*Nearby: Dawson Street Bars, Literary Pub Crawl
Whichever route you choose, you’ll soon find yourself staring St. Stephen’s Green in the shrubs. Aside from this venerable city park (which has enough greenery and open space to swallow up an afternoon if you so desire), there’s plenty of “urban sprawl” to see. From the different houses that speckle the sidewalks, a jaunt down Lesson Street Upper brings you to Sussex Road, just across the canal. This, after a few strides, will put you at the doorstep of M. O’Brien, a lovely little pub to duck into when the weather’s gone grey. But, if you’re in the mood for a cafe, there’s always the Canal Bank Cafe, just across street.

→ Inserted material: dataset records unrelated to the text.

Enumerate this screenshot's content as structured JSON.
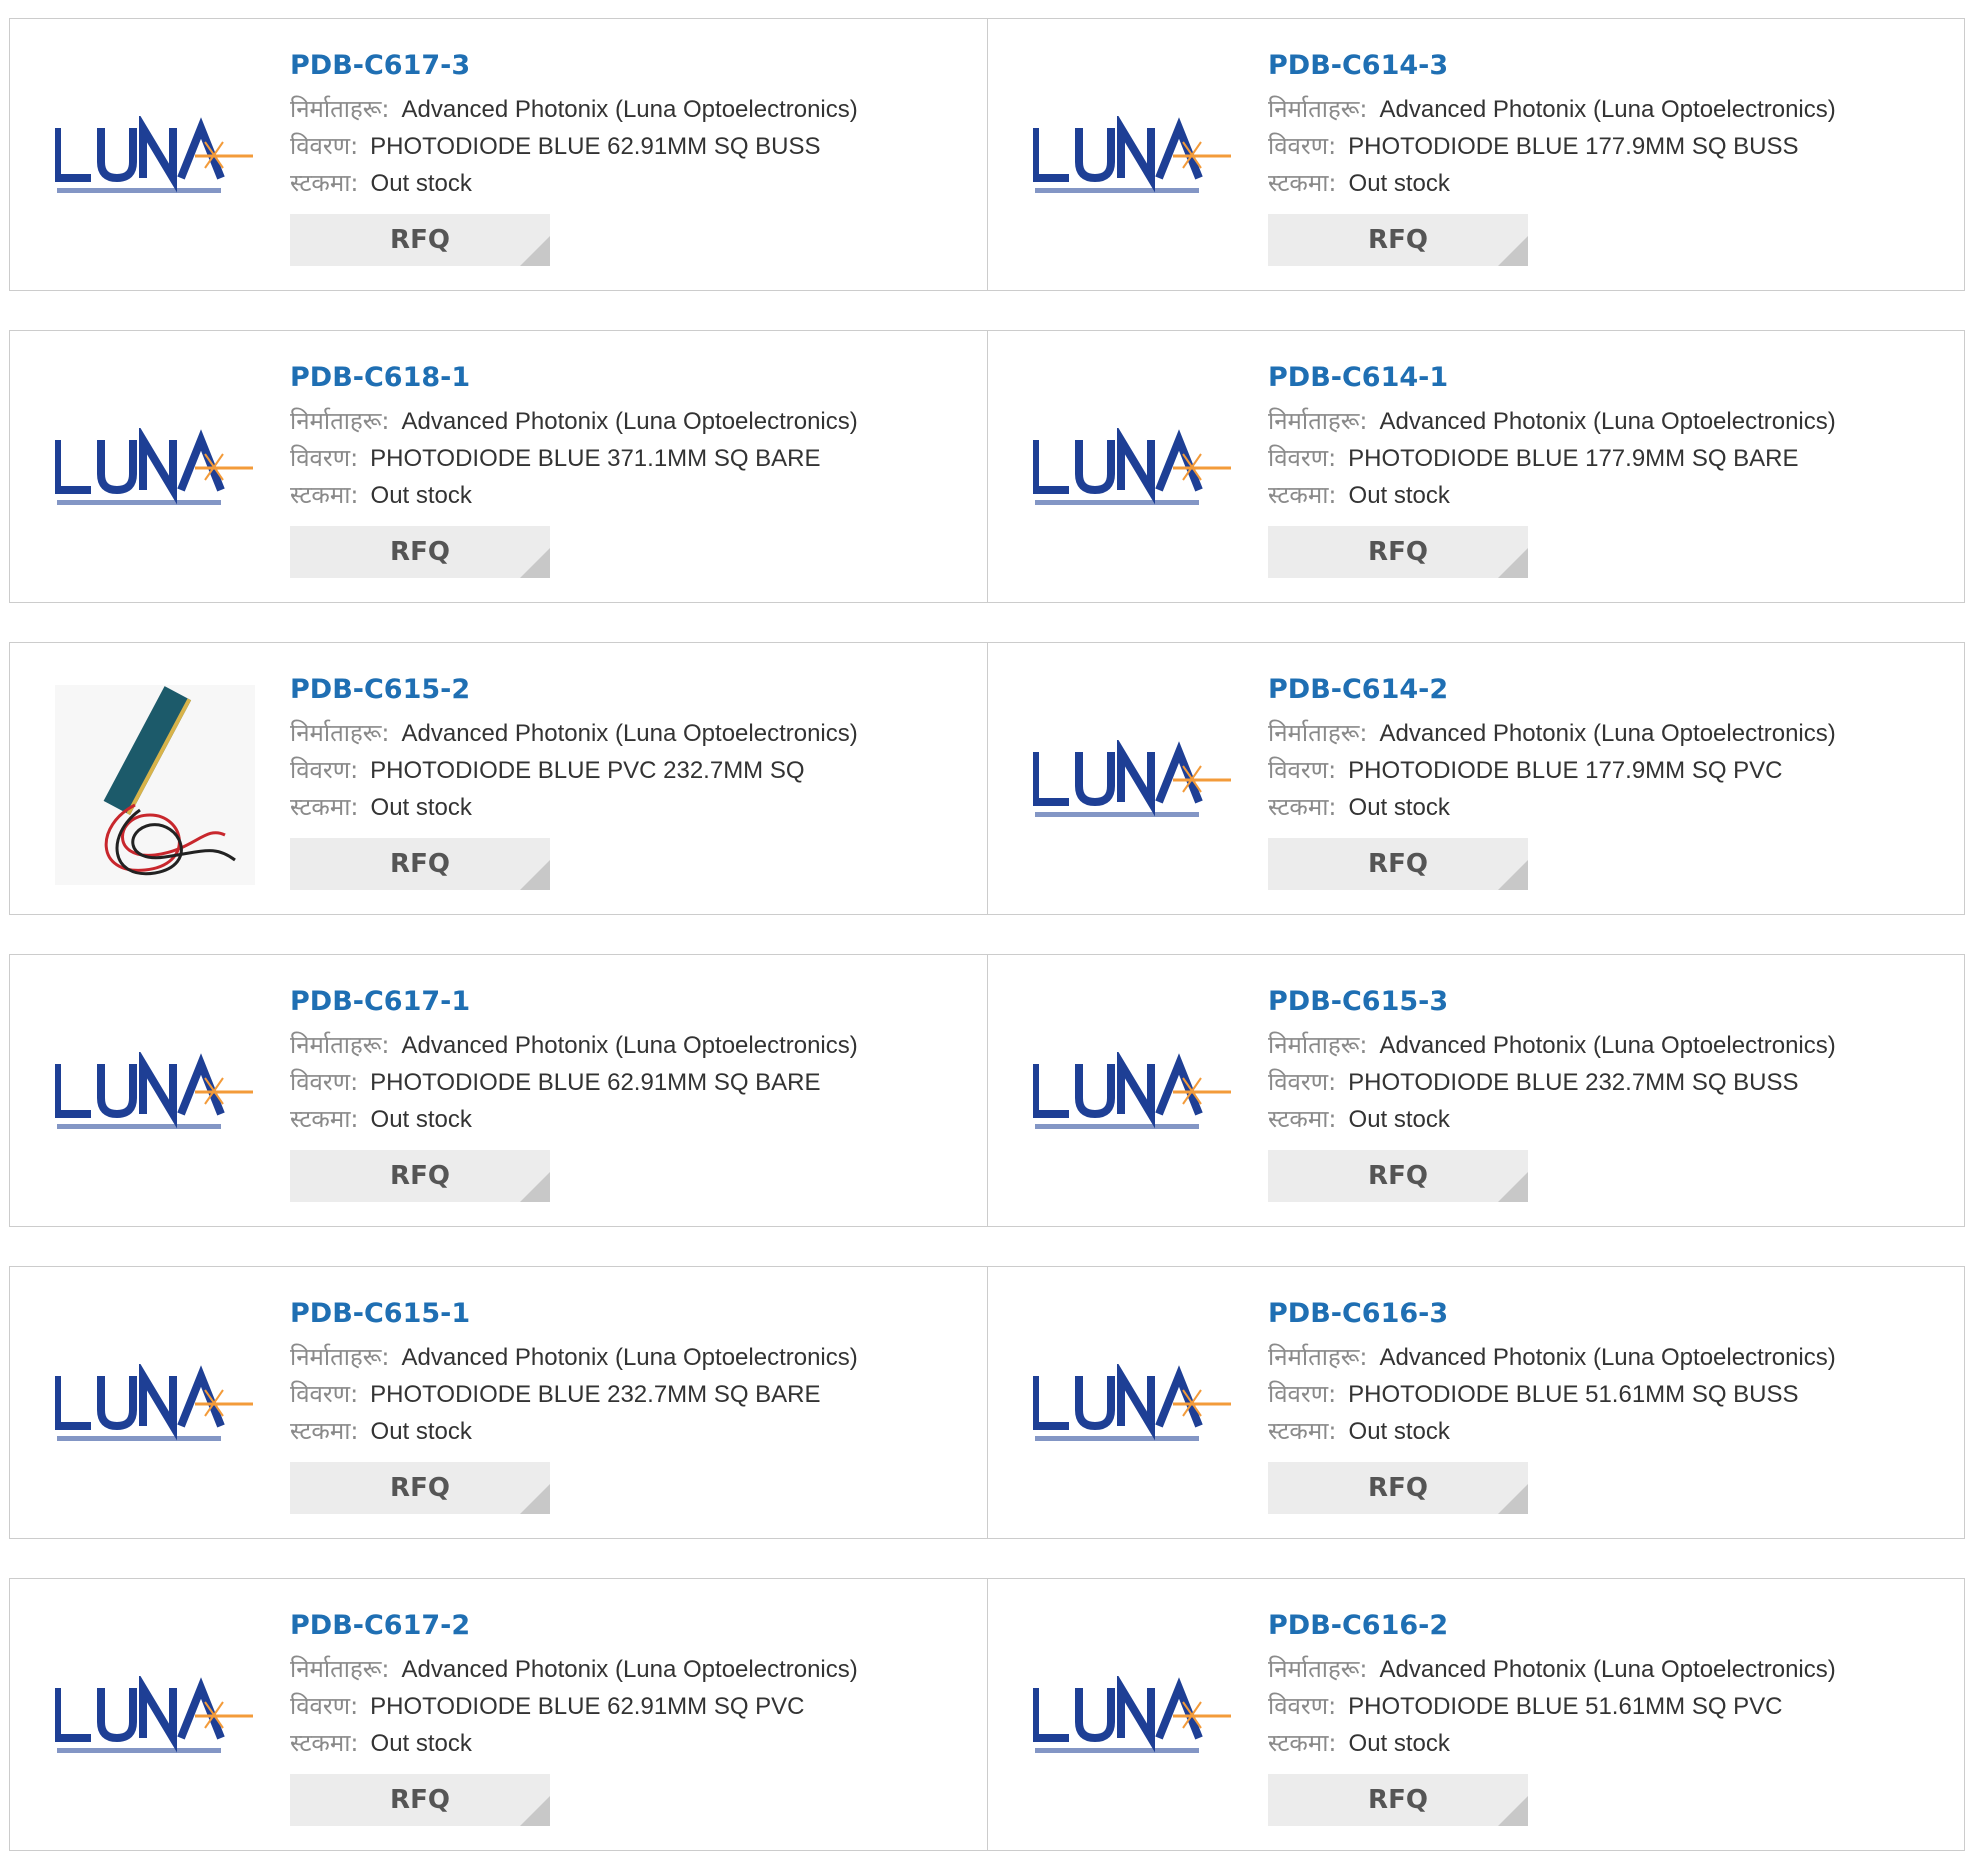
{
  "labels": {
    "manufacturer": "निर्माताहरू:",
    "description": "विवरण:",
    "stock": "स्टकमा:",
    "rfq": "RFQ"
  },
  "colors": {
    "part_link": "#1f6fb3",
    "rfq_bg": "#ececec",
    "border": "#cccccc",
    "luna_blue": "#1e3f95",
    "luna_orange": "#f39b3a"
  },
  "products": [
    {
      "part": "PDB-C617-3",
      "manufacturer": "Advanced Photonix (Luna Optoelectronics)",
      "description": "PHOTODIODE BLUE 62.91MM SQ BUSS",
      "stock": "Out stock",
      "image": "luna-logo"
    },
    {
      "part": "PDB-C614-3",
      "manufacturer": "Advanced Photonix (Luna Optoelectronics)",
      "description": "PHOTODIODE BLUE 177.9MM SQ BUSS",
      "stock": "Out stock",
      "image": "luna-logo"
    },
    {
      "part": "PDB-C618-1",
      "manufacturer": "Advanced Photonix (Luna Optoelectronics)",
      "description": "PHOTODIODE BLUE 371.1MM SQ BARE",
      "stock": "Out stock",
      "image": "luna-logo"
    },
    {
      "part": "PDB-C614-1",
      "manufacturer": "Advanced Photonix (Luna Optoelectronics)",
      "description": "PHOTODIODE BLUE 177.9MM SQ BARE",
      "stock": "Out stock",
      "image": "luna-logo"
    },
    {
      "part": "PDB-C615-2",
      "manufacturer": "Advanced Photonix (Luna Optoelectronics)",
      "description": "PHOTODIODE BLUE PVC 232.7MM SQ",
      "stock": "Out stock",
      "image": "photodiode-photo"
    },
    {
      "part": "PDB-C614-2",
      "manufacturer": "Advanced Photonix (Luna Optoelectronics)",
      "description": "PHOTODIODE BLUE 177.9MM SQ PVC",
      "stock": "Out stock",
      "image": "luna-logo"
    },
    {
      "part": "PDB-C617-1",
      "manufacturer": "Advanced Photonix (Luna Optoelectronics)",
      "description": "PHOTODIODE BLUE 62.91MM SQ BARE",
      "stock": "Out stock",
      "image": "luna-logo"
    },
    {
      "part": "PDB-C615-3",
      "manufacturer": "Advanced Photonix (Luna Optoelectronics)",
      "description": "PHOTODIODE BLUE 232.7MM SQ BUSS",
      "stock": "Out stock",
      "image": "luna-logo"
    },
    {
      "part": "PDB-C615-1",
      "manufacturer": "Advanced Photonix (Luna Optoelectronics)",
      "description": "PHOTODIODE BLUE 232.7MM SQ BARE",
      "stock": "Out stock",
      "image": "luna-logo"
    },
    {
      "part": "PDB-C616-3",
      "manufacturer": "Advanced Photonix (Luna Optoelectronics)",
      "description": "PHOTODIODE BLUE 51.61MM SQ BUSS",
      "stock": "Out stock",
      "image": "luna-logo"
    },
    {
      "part": "PDB-C617-2",
      "manufacturer": "Advanced Photonix (Luna Optoelectronics)",
      "description": "PHOTODIODE BLUE 62.91MM SQ PVC",
      "stock": "Out stock",
      "image": "luna-logo"
    },
    {
      "part": "PDB-C616-2",
      "manufacturer": "Advanced Photonix (Luna Optoelectronics)",
      "description": "PHOTODIODE BLUE 51.61MM SQ PVC",
      "stock": "Out stock",
      "image": "luna-logo"
    }
  ]
}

The area along the canal is also something to behold: calling it a miniature of the Liffey—although it wouldn’t be an insult—wouldn’t be entirely accurate; it’s much more suburban, subdued. The city’s hum is still present, but if you’re looking for space (and a decent reference point) there’s plenty to be had. And there’s plenty of sites to see along the way, and, in my case, plenty of places to get a little lost.
A Teeny-Tiny Train Ride
This was much more of an ad-hoc adventure than a well-thought-out expedition. I set out with a friend, heading north over the canal, past St. Stephen’s, toward Trinity in search for the Book of Kells (which, even with my sense of direction isn’t difficult to find). After a little gawking and taking a salvo of photos, we made our way north to the Liffey, where we caught sight of the Loopline Bridge. We decided we needed to take the train because we had no reason not to.
* Check out the Trinity College Tour that includes a ticket to the Book of Kells exhibition
We ended up taking it from the Pearse Station to Connolly: a whole stop away. From there, we headed out of the station, walking back over the river, snapping photos and missing the keynote that was going on at that moment. It was certainly one of the silliest trips I’d taken, but it was one of my favorites. On the way back, I’d recommend ducking into The Flowing Tide, a lovely pub that serves the spread of local beer (and cider, if you’re into that), all in the warmth of a fun-loving corner pub.